Grade Ten to Grade Twelve:
Age Sixteen to Eighteen
- identification of learning strengths and weaknesses
- evaluation of reading, writing, spelling and mathematical skills
- improving study habits
- improving test preparation skills
- choice of tutors
- application for accommodations at school
- school choice (public and private)
- planning for post-secondary education
Identification of a learning disability:
A learning disability is indicated by a weakness in academic skill(s) which is related to deficits in information processing.
Identification of academically gifted students:
Report provides the information required by school boards for admission into programs for academically gifted students. The assessment, including provision of test scores and report, is usually completed in one appointment.
Identification for IPRC at Public Schools:
If applicable, the psycho-educational assessment report includes a diagnostic statement. Such a statement is required by school - boards' IPRC committees for the delivery of specialized educational programs.
Assessment of symptoms of AD/HD:
Psycho-educational test results, parents' observations, teachers' observations and the student's behavior during the assessment contribute to a determination as to whether AD/HD is likely to be present and whether the student should be further evaluated by his or her physician.
WISC-V or WAIS-IV
Note: Sixteen year olds can complete either the WISC-V or the WAIS-IV; as of age seventeen, only the WAIS-IV can be completed.
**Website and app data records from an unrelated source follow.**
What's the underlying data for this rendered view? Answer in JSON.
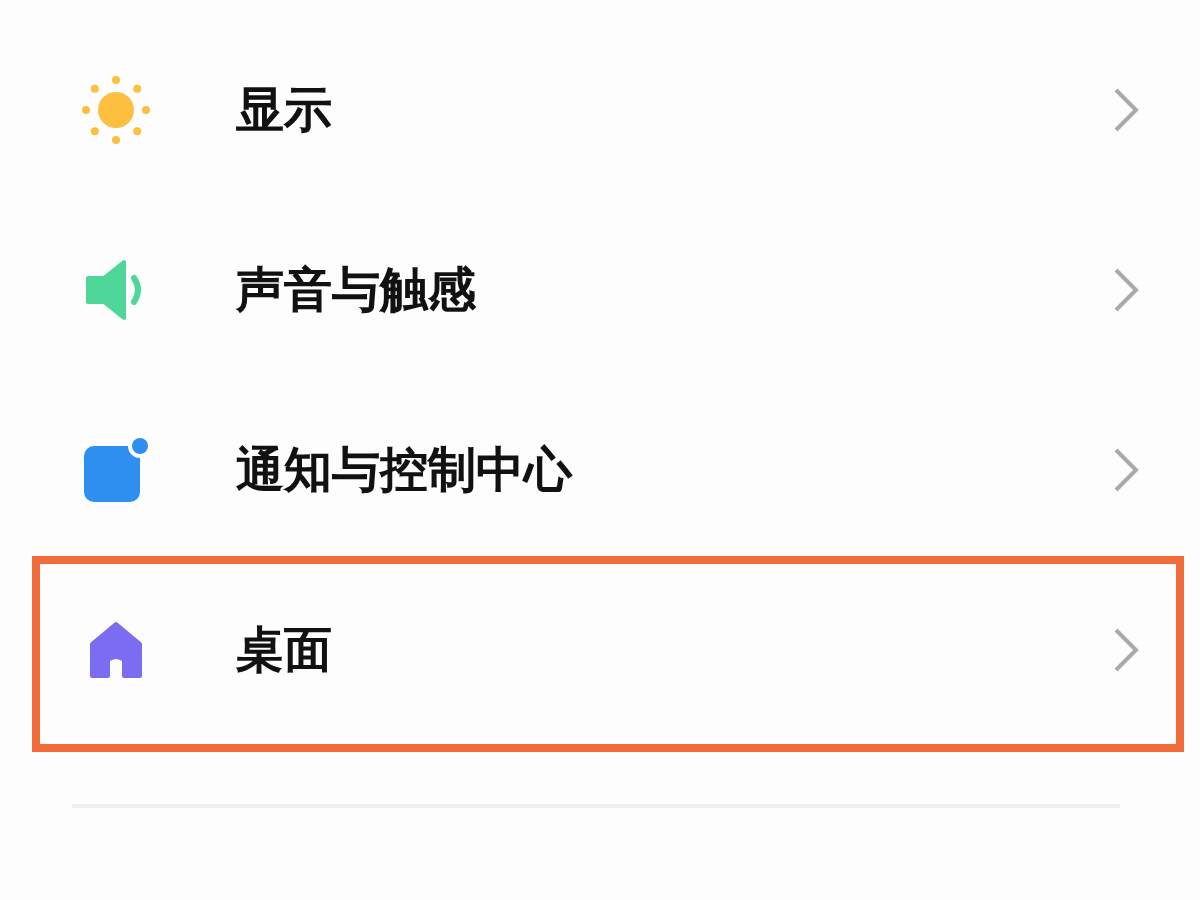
{
  "settings_items": [
    {
      "label": "显示",
      "highlighted": false
    },
    {
      "label": "声音与触感",
      "highlighted": false
    },
    {
      "label": "通知与控制中心",
      "highlighted": false
    },
    {
      "label": "桌面",
      "highlighted": true
    }
  ]
}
The WAIS-IV is required for applications for accommodations in university/college.
CMS or WMS-IV
Note: Sixteen year olds can complete either the CMS or the WMS-IV; as of age seventeen, only the WMS-IV can be completed. The WMS-IV is required for applications for accommodations in university/college.
History form; Achenbach, Conners and CEFI questionnaires
(if requested by parents)
Achenbach, Conners and CEFI questionnaires
Student's Self-Report Forms:
Achenbach, Conners, CEFI and other questionnaires
depending on age and referral questions
Most psycho-educational assessments include:
- about five hours of testing time
- intake interview with parents
- feedback interview with parents and child / student, depending on child's / student's age and parental preference
- a written report is finalized during feedback interview, enabling parents and, if appropriate, student to take an active role in formulating plans for interventions and/or accommodations
- testing is usually completed in two appointments; alternative arrangements are possible
- assessments, including feedback interview and written report, are usually completed within three weeks
Please, note that consent from both parents is required prior to beginning an assessment if the parents are separated or divorced.
Confidentiality of Report:
Reports are given to parents and adult students, who determine their distribution, e.g. to physician, school.